Excerpts from an interface dataset
<<<<

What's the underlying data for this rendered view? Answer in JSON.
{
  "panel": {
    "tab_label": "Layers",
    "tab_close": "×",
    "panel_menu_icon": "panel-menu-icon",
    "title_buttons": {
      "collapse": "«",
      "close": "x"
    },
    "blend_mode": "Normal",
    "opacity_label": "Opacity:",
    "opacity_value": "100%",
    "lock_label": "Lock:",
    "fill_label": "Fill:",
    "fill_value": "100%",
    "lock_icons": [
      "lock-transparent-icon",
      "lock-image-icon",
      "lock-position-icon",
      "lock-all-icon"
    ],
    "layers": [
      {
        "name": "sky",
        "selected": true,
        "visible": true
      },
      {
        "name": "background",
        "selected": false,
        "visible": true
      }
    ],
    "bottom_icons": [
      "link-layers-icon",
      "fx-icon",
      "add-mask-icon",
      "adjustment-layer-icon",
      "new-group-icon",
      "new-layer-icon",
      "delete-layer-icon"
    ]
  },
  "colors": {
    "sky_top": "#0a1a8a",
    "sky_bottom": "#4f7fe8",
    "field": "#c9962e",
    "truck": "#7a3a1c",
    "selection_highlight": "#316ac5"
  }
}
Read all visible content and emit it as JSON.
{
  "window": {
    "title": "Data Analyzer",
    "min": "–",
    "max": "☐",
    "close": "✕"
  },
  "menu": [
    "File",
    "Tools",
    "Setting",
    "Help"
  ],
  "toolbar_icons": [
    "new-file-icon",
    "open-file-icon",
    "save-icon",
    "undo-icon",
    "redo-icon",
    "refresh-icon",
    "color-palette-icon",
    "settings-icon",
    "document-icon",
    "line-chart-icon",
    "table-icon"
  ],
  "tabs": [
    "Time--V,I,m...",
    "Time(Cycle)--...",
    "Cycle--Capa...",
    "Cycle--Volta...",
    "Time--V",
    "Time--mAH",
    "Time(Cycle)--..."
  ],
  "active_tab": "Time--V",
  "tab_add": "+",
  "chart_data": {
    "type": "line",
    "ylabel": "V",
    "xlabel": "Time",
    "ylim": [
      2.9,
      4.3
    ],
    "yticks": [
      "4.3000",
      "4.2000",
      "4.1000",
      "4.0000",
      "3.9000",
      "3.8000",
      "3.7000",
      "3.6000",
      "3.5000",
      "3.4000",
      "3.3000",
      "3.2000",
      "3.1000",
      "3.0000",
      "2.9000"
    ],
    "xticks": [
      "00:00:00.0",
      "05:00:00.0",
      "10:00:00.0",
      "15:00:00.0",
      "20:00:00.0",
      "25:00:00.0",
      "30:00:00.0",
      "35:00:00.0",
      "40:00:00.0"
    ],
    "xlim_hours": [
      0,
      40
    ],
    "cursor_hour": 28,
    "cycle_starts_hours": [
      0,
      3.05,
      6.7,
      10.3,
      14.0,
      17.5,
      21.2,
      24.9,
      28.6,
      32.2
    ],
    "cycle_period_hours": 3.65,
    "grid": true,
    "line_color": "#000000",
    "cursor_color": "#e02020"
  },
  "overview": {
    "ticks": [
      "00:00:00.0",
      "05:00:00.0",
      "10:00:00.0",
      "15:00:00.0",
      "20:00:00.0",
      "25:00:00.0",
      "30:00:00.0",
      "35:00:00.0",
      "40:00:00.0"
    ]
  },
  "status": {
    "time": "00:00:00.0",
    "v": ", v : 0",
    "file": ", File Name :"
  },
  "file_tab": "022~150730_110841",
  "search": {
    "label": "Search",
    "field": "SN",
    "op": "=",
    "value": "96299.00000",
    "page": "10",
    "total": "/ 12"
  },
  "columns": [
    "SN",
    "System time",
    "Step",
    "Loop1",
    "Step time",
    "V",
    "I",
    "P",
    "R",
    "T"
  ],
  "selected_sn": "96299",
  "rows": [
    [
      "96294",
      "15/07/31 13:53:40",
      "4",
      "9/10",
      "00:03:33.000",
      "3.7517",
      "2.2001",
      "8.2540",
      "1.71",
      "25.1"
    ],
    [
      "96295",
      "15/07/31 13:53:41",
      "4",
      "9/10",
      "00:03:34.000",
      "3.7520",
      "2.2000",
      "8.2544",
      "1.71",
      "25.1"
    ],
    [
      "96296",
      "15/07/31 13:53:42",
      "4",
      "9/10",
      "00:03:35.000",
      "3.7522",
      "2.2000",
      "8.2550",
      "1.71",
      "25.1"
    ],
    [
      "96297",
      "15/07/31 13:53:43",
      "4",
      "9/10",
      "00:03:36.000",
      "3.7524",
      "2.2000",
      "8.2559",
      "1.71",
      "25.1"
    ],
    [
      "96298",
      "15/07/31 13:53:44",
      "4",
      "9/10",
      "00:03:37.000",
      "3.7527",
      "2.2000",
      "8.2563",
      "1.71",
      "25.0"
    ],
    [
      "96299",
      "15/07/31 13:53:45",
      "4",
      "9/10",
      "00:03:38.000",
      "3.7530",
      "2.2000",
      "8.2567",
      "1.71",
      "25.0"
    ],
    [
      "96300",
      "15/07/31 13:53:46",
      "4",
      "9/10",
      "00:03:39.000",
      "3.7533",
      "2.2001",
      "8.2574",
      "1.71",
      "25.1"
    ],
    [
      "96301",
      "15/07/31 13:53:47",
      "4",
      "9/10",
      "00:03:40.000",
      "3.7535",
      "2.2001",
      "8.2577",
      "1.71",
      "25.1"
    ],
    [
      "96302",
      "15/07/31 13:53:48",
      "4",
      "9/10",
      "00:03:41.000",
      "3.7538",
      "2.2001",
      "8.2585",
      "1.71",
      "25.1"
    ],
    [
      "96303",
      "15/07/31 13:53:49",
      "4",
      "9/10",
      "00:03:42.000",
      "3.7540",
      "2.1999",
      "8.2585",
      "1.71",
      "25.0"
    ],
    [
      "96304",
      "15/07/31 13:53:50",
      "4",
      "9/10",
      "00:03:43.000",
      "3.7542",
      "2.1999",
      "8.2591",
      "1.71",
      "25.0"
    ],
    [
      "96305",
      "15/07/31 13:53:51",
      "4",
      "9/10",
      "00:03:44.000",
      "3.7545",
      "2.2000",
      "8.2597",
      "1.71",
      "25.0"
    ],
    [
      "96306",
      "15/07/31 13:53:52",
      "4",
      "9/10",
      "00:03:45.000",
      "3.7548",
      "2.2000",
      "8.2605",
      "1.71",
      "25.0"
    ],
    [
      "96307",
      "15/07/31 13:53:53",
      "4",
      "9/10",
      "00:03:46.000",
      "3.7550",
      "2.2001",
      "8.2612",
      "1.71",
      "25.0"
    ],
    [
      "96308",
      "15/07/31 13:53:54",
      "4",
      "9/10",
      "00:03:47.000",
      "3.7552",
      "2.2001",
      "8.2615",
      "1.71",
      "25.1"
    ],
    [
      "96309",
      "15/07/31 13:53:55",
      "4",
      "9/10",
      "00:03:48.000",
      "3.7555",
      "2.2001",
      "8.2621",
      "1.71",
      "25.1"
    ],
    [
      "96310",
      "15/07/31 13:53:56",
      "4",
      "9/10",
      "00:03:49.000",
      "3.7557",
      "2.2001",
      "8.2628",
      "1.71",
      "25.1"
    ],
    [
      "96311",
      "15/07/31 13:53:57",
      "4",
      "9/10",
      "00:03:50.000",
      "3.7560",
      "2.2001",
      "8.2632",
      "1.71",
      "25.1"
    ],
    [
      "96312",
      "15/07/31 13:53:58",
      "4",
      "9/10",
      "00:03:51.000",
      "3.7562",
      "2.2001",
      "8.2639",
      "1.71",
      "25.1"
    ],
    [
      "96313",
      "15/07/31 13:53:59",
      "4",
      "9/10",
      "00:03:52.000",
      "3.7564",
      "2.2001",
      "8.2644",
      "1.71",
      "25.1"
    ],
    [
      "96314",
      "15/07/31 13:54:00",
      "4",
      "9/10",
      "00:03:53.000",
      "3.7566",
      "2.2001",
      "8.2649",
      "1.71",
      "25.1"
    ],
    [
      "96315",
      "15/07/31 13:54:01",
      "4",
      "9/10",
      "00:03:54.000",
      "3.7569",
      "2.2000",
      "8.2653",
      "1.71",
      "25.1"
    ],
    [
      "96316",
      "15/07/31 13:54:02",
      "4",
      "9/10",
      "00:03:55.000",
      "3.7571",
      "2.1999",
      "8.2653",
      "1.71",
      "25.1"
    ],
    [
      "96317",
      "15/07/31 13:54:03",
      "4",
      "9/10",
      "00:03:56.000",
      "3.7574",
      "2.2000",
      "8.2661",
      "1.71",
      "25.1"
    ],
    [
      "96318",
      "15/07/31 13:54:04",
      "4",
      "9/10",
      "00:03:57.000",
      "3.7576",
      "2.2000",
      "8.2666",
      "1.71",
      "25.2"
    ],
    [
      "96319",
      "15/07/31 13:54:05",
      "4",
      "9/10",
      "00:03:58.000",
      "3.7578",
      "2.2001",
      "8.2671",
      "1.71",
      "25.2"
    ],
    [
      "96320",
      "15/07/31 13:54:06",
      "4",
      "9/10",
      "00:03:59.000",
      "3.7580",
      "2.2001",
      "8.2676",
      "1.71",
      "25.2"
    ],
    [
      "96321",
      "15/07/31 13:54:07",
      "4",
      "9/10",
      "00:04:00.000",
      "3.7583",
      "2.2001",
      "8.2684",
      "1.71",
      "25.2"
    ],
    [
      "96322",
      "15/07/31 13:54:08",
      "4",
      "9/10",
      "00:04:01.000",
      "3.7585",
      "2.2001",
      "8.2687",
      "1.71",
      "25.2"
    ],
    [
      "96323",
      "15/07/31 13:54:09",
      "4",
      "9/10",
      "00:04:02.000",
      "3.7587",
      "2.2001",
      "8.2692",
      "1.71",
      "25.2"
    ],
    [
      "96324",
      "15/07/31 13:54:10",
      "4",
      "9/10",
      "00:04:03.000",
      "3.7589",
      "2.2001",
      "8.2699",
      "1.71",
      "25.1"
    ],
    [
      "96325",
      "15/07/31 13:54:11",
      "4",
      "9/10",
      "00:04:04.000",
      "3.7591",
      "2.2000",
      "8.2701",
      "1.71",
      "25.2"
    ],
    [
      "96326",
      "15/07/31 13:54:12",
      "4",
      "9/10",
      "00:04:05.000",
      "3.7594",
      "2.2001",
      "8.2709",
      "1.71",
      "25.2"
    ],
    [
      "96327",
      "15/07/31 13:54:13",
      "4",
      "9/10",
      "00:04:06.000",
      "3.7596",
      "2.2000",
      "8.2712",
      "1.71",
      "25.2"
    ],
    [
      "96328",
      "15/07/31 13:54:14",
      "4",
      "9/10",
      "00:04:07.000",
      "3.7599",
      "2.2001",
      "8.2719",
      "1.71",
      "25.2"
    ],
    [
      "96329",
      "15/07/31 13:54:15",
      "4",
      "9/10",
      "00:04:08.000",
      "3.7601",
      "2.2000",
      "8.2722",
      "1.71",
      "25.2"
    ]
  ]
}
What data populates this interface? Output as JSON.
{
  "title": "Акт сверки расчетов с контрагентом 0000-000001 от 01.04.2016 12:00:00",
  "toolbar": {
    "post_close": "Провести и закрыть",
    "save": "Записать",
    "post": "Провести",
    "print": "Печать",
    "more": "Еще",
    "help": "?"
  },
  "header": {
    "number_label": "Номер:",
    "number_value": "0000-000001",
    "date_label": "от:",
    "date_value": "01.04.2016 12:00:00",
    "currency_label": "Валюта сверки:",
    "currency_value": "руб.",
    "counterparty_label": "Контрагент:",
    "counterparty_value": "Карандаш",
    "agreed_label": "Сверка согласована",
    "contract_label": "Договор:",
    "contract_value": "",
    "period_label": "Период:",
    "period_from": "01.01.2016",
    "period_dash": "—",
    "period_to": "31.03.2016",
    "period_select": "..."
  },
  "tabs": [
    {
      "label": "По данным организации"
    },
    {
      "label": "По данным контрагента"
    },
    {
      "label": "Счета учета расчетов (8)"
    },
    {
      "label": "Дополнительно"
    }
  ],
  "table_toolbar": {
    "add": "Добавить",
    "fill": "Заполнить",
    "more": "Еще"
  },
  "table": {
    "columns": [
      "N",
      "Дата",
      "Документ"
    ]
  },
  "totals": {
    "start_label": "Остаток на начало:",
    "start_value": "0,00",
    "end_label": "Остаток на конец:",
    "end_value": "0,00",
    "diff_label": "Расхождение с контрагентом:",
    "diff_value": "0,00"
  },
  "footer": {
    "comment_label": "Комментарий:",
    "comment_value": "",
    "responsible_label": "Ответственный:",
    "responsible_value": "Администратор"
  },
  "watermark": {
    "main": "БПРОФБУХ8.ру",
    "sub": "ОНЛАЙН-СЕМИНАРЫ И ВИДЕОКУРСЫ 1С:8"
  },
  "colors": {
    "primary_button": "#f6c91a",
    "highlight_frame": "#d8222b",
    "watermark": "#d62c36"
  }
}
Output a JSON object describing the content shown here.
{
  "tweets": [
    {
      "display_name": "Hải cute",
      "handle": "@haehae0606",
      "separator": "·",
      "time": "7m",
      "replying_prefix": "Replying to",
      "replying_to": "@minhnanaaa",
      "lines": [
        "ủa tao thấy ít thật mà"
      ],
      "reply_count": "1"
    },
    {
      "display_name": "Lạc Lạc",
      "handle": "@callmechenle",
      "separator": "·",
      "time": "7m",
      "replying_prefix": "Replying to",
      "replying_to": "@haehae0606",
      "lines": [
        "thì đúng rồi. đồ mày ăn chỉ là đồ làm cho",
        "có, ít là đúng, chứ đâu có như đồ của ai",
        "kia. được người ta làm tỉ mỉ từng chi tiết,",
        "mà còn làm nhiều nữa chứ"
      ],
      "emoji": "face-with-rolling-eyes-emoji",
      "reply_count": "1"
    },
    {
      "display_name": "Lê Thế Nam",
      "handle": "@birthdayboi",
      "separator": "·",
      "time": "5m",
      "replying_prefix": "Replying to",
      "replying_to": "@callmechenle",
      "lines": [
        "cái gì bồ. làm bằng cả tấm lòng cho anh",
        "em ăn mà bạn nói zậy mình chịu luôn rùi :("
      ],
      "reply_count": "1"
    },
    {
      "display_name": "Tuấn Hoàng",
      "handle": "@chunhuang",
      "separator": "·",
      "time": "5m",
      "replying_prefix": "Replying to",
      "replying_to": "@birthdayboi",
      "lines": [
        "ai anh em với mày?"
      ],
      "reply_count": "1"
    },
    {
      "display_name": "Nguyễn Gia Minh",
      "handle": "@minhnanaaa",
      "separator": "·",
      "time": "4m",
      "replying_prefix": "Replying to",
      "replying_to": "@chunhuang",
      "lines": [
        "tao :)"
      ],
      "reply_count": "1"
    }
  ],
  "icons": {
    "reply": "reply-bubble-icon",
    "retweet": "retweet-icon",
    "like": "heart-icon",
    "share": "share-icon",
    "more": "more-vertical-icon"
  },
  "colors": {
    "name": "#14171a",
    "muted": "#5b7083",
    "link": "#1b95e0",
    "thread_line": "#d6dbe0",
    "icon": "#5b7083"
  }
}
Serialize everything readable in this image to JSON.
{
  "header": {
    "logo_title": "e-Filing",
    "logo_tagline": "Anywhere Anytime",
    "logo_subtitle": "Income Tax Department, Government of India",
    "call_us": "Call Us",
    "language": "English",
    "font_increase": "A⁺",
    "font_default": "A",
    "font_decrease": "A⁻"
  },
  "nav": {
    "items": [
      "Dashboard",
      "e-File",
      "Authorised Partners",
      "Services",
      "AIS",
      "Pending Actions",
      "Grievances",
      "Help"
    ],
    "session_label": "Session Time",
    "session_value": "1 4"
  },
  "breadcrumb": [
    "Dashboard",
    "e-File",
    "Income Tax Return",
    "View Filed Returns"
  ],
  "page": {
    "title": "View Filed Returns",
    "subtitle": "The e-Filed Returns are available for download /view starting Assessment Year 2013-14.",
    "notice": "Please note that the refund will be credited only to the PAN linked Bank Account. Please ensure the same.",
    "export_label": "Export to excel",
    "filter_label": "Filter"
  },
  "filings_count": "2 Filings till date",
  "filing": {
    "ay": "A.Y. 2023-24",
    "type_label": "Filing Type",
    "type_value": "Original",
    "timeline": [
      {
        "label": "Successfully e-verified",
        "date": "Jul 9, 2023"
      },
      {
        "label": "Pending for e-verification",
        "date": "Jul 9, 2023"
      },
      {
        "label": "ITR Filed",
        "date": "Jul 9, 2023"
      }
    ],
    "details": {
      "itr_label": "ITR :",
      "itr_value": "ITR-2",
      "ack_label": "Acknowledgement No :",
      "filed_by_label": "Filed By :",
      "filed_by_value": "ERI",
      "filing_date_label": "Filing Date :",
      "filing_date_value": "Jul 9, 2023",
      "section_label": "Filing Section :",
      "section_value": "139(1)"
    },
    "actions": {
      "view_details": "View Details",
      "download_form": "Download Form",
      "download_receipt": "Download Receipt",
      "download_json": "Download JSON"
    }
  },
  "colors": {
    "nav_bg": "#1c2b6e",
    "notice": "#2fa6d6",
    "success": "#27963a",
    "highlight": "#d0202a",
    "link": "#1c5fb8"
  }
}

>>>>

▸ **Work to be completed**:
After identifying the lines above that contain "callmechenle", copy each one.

▸ **Response area**:
      "handle": "@callmechenle",
      "replying_to": "@callmechenle",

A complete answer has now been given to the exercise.